*** Records provided ***
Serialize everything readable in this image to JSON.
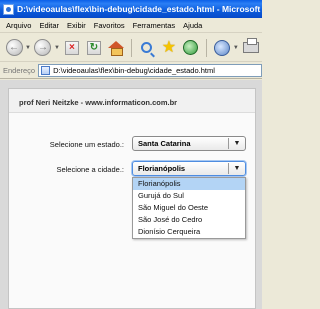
{
  "window": {
    "title": "D:\\videoaulas\\flex\\bin-debug\\cidade_estado.html - Microsoft Internet Explorer"
  },
  "menubar": {
    "items": [
      "Arquivo",
      "Editar",
      "Exibir",
      "Favoritos",
      "Ferramentas",
      "Ajuda"
    ]
  },
  "toolbar": {
    "icons": [
      "back-icon",
      "forward-icon",
      "stop-icon",
      "refresh-icon",
      "home-icon",
      "search-icon",
      "favorites-icon",
      "history-icon",
      "mail-icon",
      "print-icon"
    ]
  },
  "address": {
    "label": "Endereço",
    "url": "D:\\videoaulas\\flex\\bin-debug\\cidade_estado.html"
  },
  "app": {
    "header": "prof Neri Neitzke - www.informaticon.com.br",
    "state_label": "Selecione um estado.:",
    "state_value": "Santa Catarina",
    "city_label": "Selecione a cidade.:",
    "city_value": "Florianópolis",
    "city_options": [
      "Florianópolis",
      "Gurujá do Sul",
      "São Miguel do Oeste",
      "São José do Cedro",
      "Dionísio Cerqueira"
    ],
    "selected_index": 0
  },
  "colors": {
    "titlebar": "#0b5bdb",
    "selection": "#b3d4f5",
    "focus": "#4f8de0"
  }
}
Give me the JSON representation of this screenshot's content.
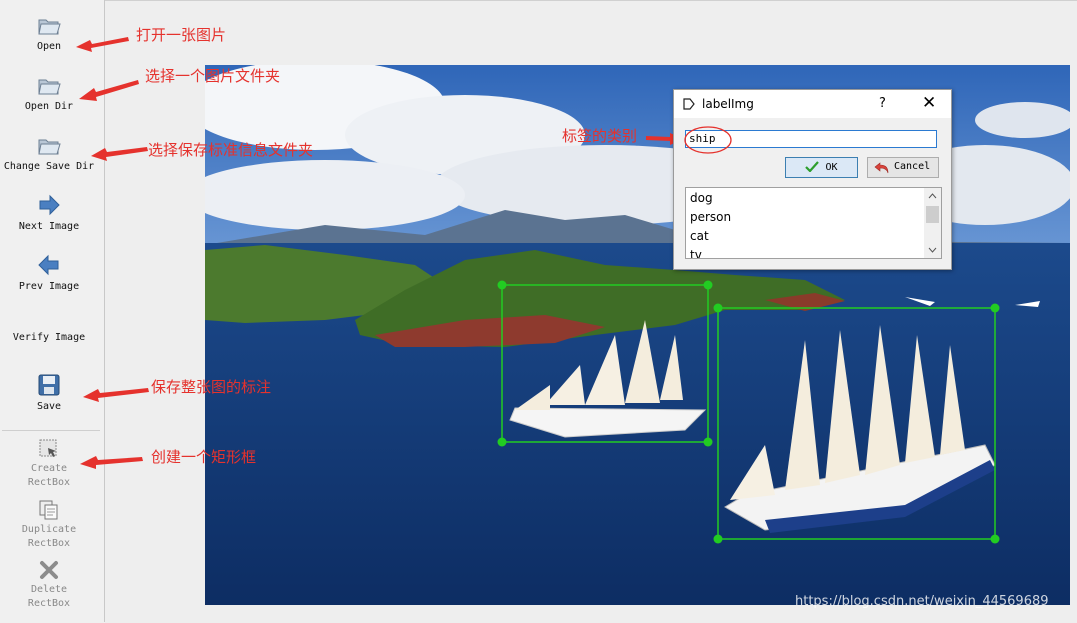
{
  "toolbar": {
    "open": "Open",
    "open_dir": "Open Dir",
    "change_save_dir": "Change Save Dir",
    "next_image": "Next Image",
    "prev_image": "Prev Image",
    "verify_image": "Verify Image",
    "save": "Save",
    "create_rectbox_1": "Create",
    "create_rectbox_2": "RectBox",
    "duplicate_rectbox_1": "Duplicate",
    "duplicate_rectbox_2": "RectBox",
    "delete_rectbox_1": "Delete",
    "delete_rectbox_2": "RectBox"
  },
  "annotations": {
    "open": "打开一张图片",
    "open_dir": "选择一个图片文件夹",
    "change_save_dir": "选择保存标准信息文件夹",
    "save": "保存整张图的标注",
    "create": "创建一个矩形框",
    "label_class": "标签的类别"
  },
  "dialog": {
    "title": "labelImg",
    "help": "?",
    "close": "✕",
    "input_value": "ship",
    "ok_label": "OK",
    "cancel_label": "Cancel",
    "labels": [
      "dog",
      "person",
      "cat",
      "tv"
    ]
  },
  "watermark": "https://blog.csdn.net/weixin_44569689",
  "colors": {
    "annotation": "#e5322d",
    "bbox": "#22cc22",
    "accent": "#2b7ad1"
  }
}
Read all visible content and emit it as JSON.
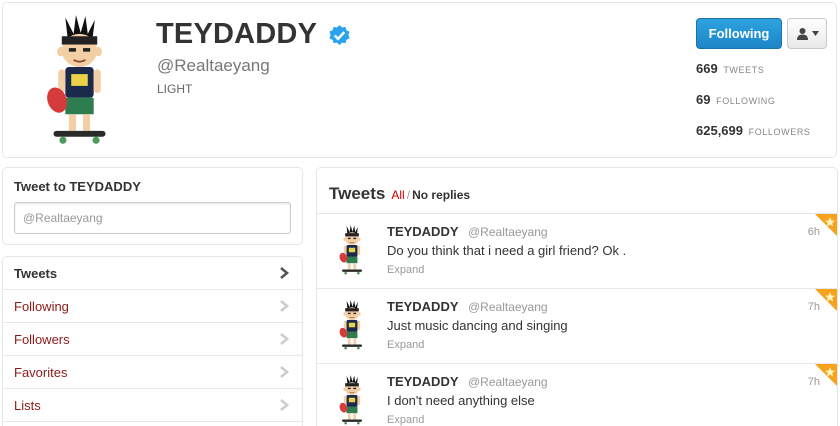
{
  "profile": {
    "name": "TEYDADDY",
    "handle": "@Realtaeyang",
    "bio": "LIGHT",
    "follow_button": "Following",
    "stats": [
      {
        "value": "669",
        "label": "TWEETS"
      },
      {
        "value": "69",
        "label": "FOLLOWING"
      },
      {
        "value": "625,699",
        "label": "FOLLOWERS"
      }
    ]
  },
  "tweet_to": {
    "title": "Tweet to TEYDADDY",
    "input_value": "@Realtaeyang"
  },
  "nav": {
    "items": [
      {
        "label": "Tweets"
      },
      {
        "label": "Following"
      },
      {
        "label": "Followers"
      },
      {
        "label": "Favorites"
      },
      {
        "label": "Lists"
      }
    ]
  },
  "stream": {
    "title": "Tweets",
    "tab_all": "All",
    "tab_sep": "/",
    "tab_noreplies": "No replies",
    "tweets": [
      {
        "name": "TEYDADDY",
        "handle": "@Realtaeyang",
        "text": "Do you think that i need a girl friend? Ok .",
        "expand": "Expand",
        "time": "6h"
      },
      {
        "name": "TEYDADDY",
        "handle": "@Realtaeyang",
        "text": "Just music dancing and singing",
        "expand": "Expand",
        "time": "7h"
      },
      {
        "name": "TEYDADDY",
        "handle": "@Realtaeyang",
        "text": "I don't need anything else",
        "expand": "Expand",
        "time": "7h"
      }
    ]
  },
  "colors": {
    "accent_blue": "#1d86c7",
    "link_red": "#8b1a1a",
    "verified": "#2aa3ef",
    "favorite_orange": "#f7a21b"
  },
  "icons": {
    "verified": "verified-badge-icon",
    "user_menu": "user-icon",
    "dropdown": "caret-down-icon",
    "chevron": "chevron-right-icon",
    "favorite": "star-icon"
  }
}
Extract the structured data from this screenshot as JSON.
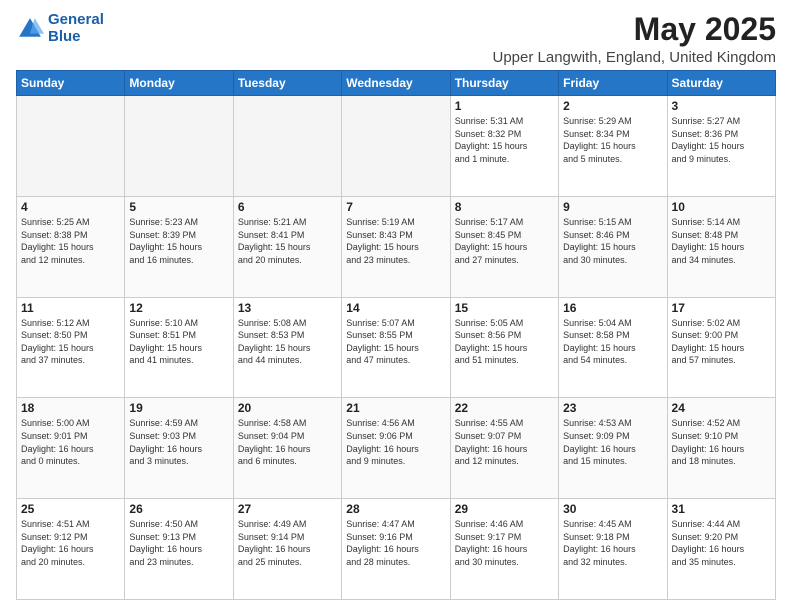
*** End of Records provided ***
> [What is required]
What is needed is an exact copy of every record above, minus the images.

> [Task result]
Serialize everything readable in this image to JSON.
{
  "window": {
    "title": "D:\\videoaulas\\flex\\bin-debug\\cidade_estado.html - Microsoft Internet Explorer"
  },
  "menubar": {
    "items": [
      "Arquivo",
      "Editar",
      "Exibir",
      "Favoritos",
      "Ferramentas",
      "Ajuda"
    ]
  },
  "toolbar": {
    "icons": [
      "back-icon",
      "forward-icon",
      "stop-icon",
      "refresh-icon",
      "home-icon",
      "search-icon",
      "favorites-icon",
      "history-icon",
      "mail-icon",
      "print-icon"
    ]
  },
  "address": {
    "label": "Endereço",
    "url": "D:\\videoaulas\\flex\\bin-debug\\cidade_estado.html"
  },
  "app": {
    "header": "prof Neri Neitzke - www.informaticon.com.br",
    "state_label": "Selecione um estado.:",
    "state_value": "Santa Catarina",
    "city_label": "Selecione a cidade.:",
    "city_value": "Florianópolis",
    "city_options": [
      "Florianópolis",
      "Gurujá do Sul",
      "São Miguel do Oeste",
      "São José do Cedro",
      "Dionísio Cerqueira"
    ],
    "selected_index": 0
  },
  "colors": {
    "titlebar": "#0b5bdb",
    "selection": "#b3d4f5",
    "focus": "#4f8de0"
  }
}
Give me the JSON representation of this screenshot's content.
{
  "toolbar": {
    "open": "Open",
    "open_dir": "Open Dir",
    "change_save_dir": "Change Save Dir",
    "next_image": "Next Image",
    "prev_image": "Prev Image",
    "verify_image": "Verify Image",
    "save": "Save",
    "create_rectbox_1": "Create",
    "create_rectbox_2": "RectBox",
    "duplicate_rectbox_1": "Duplicate",
    "duplicate_rectbox_2": "RectBox",
    "delete_rectbox_1": "Delete",
    "delete_rectbox_2": "RectBox"
  },
  "annotations": {
    "open": "打开一张图片",
    "open_dir": "选择一个图片文件夹",
    "change_save_dir": "选择保存标准信息文件夹",
    "save": "保存整张图的标注",
    "create": "创建一个矩形框",
    "label_class": "标签的类别"
  },
  "dialog": {
    "title": "labelImg",
    "help": "?",
    "close": "✕",
    "input_value": "ship",
    "ok_label": "OK",
    "cancel_label": "Cancel",
    "labels": [
      "dog",
      "person",
      "cat",
      "tv"
    ]
  },
  "watermark": "https://blog.csdn.net/weixin_44569689",
  "colors": {
    "annotation": "#e5322d",
    "bbox": "#22cc22",
    "accent": "#2b7ad1"
  }
}
Read all visible content and emit it as JSON.
{
  "profile": {
    "name": "TEYDADDY",
    "handle": "@Realtaeyang",
    "bio": "LIGHT",
    "follow_button": "Following",
    "stats": [
      {
        "value": "669",
        "label": "TWEETS"
      },
      {
        "value": "69",
        "label": "FOLLOWING"
      },
      {
        "value": "625,699",
        "label": "FOLLOWERS"
      }
    ]
  },
  "tweet_to": {
    "title": "Tweet to TEYDADDY",
    "input_value": "@Realtaeyang"
  },
  "nav": {
    "items": [
      {
        "label": "Tweets"
      },
      {
        "label": "Following"
      },
      {
        "label": "Followers"
      },
      {
        "label": "Favorites"
      },
      {
        "label": "Lists"
      }
    ]
  },
  "stream": {
    "title": "Tweets",
    "tab_all": "All",
    "tab_sep": "/",
    "tab_noreplies": "No replies",
    "tweets": [
      {
        "name": "TEYDADDY",
        "handle": "@Realtaeyang",
        "text": "Do you think that i need a girl friend? Ok .",
        "expand": "Expand",
        "time": "6h"
      },
      {
        "name": "TEYDADDY",
        "handle": "@Realtaeyang",
        "text": "Just music dancing and singing",
        "expand": "Expand",
        "time": "7h"
      },
      {
        "name": "TEYDADDY",
        "handle": "@Realtaeyang",
        "text": "I don't need anything else",
        "expand": "Expand",
        "time": "7h"
      }
    ]
  },
  "colors": {
    "accent_blue": "#1d86c7",
    "link_red": "#8b1a1a",
    "verified": "#2aa3ef",
    "favorite_orange": "#f7a21b"
  },
  "icons": {
    "verified": "verified-badge-icon",
    "user_menu": "user-icon",
    "dropdown": "caret-down-icon",
    "chevron": "chevron-right-icon",
    "favorite": "star-icon"
  }
}
Extract the structured data from this screenshot as JSON.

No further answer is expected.